Gun Used to Kill Billy the Kid Goes to Auction For an Insane Price

by Josh Lanier

If you want to own a piece of Wild West history, you better be prepared to pay a hefty price. The gun used to kill Billy the Kid is now up for auction, but it comes with an astronomical price tag.

Billy the Kid, whose real name is Henry McCarty, was one of the most notorious outlaws in Wild West history. He robbed banks and trains and was quick to kill — authorities said he murdered eight people overall. However, after killing two prison guards to escape a jail cell in 1881, Billy the Kid fled to friend Pete Maxwell’s house to hide in New Mexico. Unfortunately for him, Sheriff Pat Garrett and some of his deputies knew about this friend and paid a visit.

As the story goes, according to, Billy the kid was looking for a late-night snack when he walked in on Sheriff Garrett questioning Maxwell. Both lawman and outlaw drew their pistols. Garrett fired two shots, killing the 21-year-old killer.

Now, 140 years later, Garrett’s single-action, 7.5-inch barrel revolver is up for auction. And experts expect it will fetch between $2 million and $3 million, Bonhams auction house in Los Angeles said. The auction house said the gun is “the most iconic treasure of early Western history,” according to the Daily Mail.

You can see a photo of the gun here.

Garrett’s revolver passed to his widow after this death in the early 20th century. But collectors Jim and Theresa Earle eventually purchased the gun as part of their Western collection.

Garrett Said He Got Lucky Killing Billy the Kid

In 1882, Sheriff Garrett wrote an autobiography titled: The Authentic Life of Billy the Kid, Noted Desperado of the Southwest, Whose Deeds of Daring and Blood Made His Name a Terror in New Mexico, Arizona, and Northern Mexico. In it, he goes into detail about that night at Pat Maxwell’s house and how things could have gone differently.

According to, Garrett and two deputies stumbled upon Billy the Kid’s camp outside of Maxwell’s ranch, though they didn’t know it. When Billy got up to go inside to carve a piece of meat for a late-night snack, Garrett snuck into the house where Maxwell was sleeping. Garrett said he woke him up and demanded to know if Billy the Kid had been around recently. Maxwell admitted that he had.

That’s when Billy the Kid realized he wasn’t the only person awake in the house. Though the inky black of night gave Garrett some cover, the two men were so close that they were nearly touching. Billy raised his pistol to Garrett’s chest and demanded to know who was there. Sheriff Garrett drew his pistol and fired two rounds. One round hit Billy in the chest.

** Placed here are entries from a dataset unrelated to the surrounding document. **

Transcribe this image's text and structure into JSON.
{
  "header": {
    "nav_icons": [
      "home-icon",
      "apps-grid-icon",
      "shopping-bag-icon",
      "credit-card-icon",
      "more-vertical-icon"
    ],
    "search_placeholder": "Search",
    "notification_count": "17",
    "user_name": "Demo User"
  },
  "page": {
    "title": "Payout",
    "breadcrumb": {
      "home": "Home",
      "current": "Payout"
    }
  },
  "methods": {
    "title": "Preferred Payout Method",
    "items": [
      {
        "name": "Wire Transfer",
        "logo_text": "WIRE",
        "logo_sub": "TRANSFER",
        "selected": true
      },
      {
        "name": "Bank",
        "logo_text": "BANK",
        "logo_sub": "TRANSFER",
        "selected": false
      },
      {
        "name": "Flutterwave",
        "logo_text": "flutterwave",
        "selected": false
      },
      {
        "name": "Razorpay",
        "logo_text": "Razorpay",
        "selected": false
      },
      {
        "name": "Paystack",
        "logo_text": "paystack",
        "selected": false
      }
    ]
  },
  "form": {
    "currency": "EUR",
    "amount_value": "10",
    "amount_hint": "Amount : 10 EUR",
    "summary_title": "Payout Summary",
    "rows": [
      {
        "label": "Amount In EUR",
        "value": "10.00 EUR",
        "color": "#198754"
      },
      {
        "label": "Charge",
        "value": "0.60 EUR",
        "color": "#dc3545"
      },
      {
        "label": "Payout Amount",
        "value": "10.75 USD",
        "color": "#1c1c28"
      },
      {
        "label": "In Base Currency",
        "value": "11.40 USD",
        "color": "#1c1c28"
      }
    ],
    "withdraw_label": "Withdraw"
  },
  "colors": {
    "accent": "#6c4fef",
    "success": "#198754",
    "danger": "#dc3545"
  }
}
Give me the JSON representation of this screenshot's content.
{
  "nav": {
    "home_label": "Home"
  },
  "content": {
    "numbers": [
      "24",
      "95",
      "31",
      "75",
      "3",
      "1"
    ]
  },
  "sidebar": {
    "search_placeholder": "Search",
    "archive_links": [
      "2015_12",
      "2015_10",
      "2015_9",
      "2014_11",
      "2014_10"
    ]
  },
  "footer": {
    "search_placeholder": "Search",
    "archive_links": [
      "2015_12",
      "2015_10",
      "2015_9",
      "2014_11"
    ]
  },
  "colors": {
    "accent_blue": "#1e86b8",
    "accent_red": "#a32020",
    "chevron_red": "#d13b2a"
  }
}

“He never spoke,” Garrett wrote, according to “A struggle or two, a little strangling sound as he gasped for breath, and The Kid was with his many victims.”

When they examined Billy the Kid’s gun after the shooting, he had a round chambered and the hammer cocked back. For some reason, he’d hesitated to fire.

“It was the first time, during all his life of peril, that he ever lost his presence of mind, or failed to shoot first,” Garrett wrote.